A splint is used to allow effective use of the flexors which are functioning. (Must ensure they don’t get shortened as they are unopposed.)
- wrist maintained in 20-30˚ flexion

18

Ulnar Nerve Paralysis

FDP, IO, lumbricals of D4&5 and the hypothenar muscles are affected.
The 4th and 5th fingers are most affected. Characteristic position with these fingers flexed at the IP joints. The MCPs are held in hyperextension. Known as Bishop’s Hand or Benediction Hand Deformity - referring to the “at rest” deformity.

19

Ulnar Nerve Lesion

Marked wasting of hypothenar muscles
Flexed PIP D4 and D5 with MCP hyperextension

20

Median Nerve Paralysis

Affects most of the flexors, radial side.
Affects grasp. Lose flexion and opposition of the thumb. Thenar muscles atrophy. Thumb acts in plane of palm.
May adduct.
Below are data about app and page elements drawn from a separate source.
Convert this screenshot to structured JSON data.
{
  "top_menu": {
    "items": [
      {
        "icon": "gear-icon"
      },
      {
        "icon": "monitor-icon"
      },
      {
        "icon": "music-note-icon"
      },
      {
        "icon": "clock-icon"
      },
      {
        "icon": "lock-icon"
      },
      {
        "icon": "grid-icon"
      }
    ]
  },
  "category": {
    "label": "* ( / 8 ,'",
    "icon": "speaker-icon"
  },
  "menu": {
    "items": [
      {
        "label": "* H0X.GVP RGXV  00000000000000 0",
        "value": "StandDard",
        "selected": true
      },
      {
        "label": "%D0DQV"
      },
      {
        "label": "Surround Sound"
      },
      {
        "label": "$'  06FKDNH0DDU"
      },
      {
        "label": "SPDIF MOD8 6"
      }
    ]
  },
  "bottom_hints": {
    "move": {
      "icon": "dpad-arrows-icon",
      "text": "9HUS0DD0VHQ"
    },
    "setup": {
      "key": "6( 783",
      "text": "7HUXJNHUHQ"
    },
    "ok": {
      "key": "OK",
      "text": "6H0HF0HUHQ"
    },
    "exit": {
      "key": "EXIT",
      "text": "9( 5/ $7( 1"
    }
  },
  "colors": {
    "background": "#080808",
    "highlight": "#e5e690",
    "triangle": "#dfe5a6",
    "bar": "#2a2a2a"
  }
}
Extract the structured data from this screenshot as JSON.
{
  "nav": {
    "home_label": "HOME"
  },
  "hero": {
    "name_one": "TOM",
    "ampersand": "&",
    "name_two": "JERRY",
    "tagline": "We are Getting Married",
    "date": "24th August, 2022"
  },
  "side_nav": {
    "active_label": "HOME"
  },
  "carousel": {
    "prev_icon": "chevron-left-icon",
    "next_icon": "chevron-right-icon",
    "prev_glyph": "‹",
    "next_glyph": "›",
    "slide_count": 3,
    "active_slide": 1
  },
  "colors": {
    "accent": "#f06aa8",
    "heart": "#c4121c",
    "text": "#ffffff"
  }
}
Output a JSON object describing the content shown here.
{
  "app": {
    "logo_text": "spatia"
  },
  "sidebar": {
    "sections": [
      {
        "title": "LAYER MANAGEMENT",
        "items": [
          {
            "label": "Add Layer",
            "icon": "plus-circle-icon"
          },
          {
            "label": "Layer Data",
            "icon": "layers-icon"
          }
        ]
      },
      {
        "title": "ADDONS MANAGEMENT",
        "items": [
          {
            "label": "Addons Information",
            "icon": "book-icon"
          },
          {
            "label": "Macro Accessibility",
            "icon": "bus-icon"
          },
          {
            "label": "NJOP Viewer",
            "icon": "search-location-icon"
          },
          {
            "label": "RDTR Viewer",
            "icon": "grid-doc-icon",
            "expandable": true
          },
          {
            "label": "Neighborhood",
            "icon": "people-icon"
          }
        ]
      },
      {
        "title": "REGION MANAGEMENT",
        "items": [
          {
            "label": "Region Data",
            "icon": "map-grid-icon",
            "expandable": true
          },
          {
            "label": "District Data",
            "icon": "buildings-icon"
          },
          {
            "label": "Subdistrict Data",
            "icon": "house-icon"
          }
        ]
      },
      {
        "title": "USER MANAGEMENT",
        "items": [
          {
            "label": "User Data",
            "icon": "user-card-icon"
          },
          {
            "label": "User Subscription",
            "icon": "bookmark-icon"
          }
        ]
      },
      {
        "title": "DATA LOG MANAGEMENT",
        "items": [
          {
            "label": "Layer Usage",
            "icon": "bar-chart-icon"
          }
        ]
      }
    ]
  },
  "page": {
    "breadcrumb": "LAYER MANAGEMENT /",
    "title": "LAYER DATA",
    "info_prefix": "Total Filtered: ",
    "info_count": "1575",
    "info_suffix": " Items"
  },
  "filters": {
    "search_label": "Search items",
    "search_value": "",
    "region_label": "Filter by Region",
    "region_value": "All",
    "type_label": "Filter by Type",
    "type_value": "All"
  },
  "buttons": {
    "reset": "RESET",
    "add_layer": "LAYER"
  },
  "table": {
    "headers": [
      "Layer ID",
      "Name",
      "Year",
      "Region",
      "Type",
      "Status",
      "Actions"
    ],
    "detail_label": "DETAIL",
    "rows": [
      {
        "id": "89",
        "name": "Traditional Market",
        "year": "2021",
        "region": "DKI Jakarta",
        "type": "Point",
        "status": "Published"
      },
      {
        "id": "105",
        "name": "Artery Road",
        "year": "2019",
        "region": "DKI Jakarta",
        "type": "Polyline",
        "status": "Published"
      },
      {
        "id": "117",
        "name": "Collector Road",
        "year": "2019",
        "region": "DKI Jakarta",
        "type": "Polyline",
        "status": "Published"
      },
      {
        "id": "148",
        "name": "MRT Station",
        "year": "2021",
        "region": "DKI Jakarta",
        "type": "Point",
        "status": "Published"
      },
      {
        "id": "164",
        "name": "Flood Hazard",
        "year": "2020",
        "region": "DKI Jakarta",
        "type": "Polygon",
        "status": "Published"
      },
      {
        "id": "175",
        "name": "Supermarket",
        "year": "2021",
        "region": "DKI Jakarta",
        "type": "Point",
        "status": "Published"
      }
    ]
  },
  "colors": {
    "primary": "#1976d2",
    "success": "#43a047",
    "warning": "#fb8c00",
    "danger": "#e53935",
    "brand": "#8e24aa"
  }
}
Leads to characteristic “Ape hand” deformity.

21

Nerve Lesions

WITH NERVE INJURY THERE WILL NOT ONLY BE MOTOR LOSS BUT ALSO SENSORY LOSS.
THIS WILL RESULT IN DECREASED
ACCURACY AND POWER OF MOVEMENT DUE TO POOR FEEDBACK FOR CONTROL

22

Osteoarthritis of hand joints

Deformity, restriction of joint motion,
e.g. 1st CMC jt, DIPs
Thumb fixed in F, Opp. position Unable to extend fully and limited abduction.
muscle wasting

23

prehension patterns - power grip

– uses fingers, thumb, palm. Thumb is adducted to hold object against curled fingers. E.g., holding a hammer.

24

prehension patterns - precision grip

uses pinch between thumb and one or more fingers. Thumb is abducted and opposed. E.g., holding a pin.

25

Types of power grips

Hook - Bucket handle (doesn’t require thumb)
Cylindrical- Can, drinking glass
Fist - Tennis racquet, Hammer
Spherical - Ball - throwing, bowling

26

Types of precision grips

Chuck/three finger pinch (tripod) Writing, painting
Lateral or Key Pinch - Playing cards, using keys
Tip Pincer - Holding needle to sew, holding a bead etc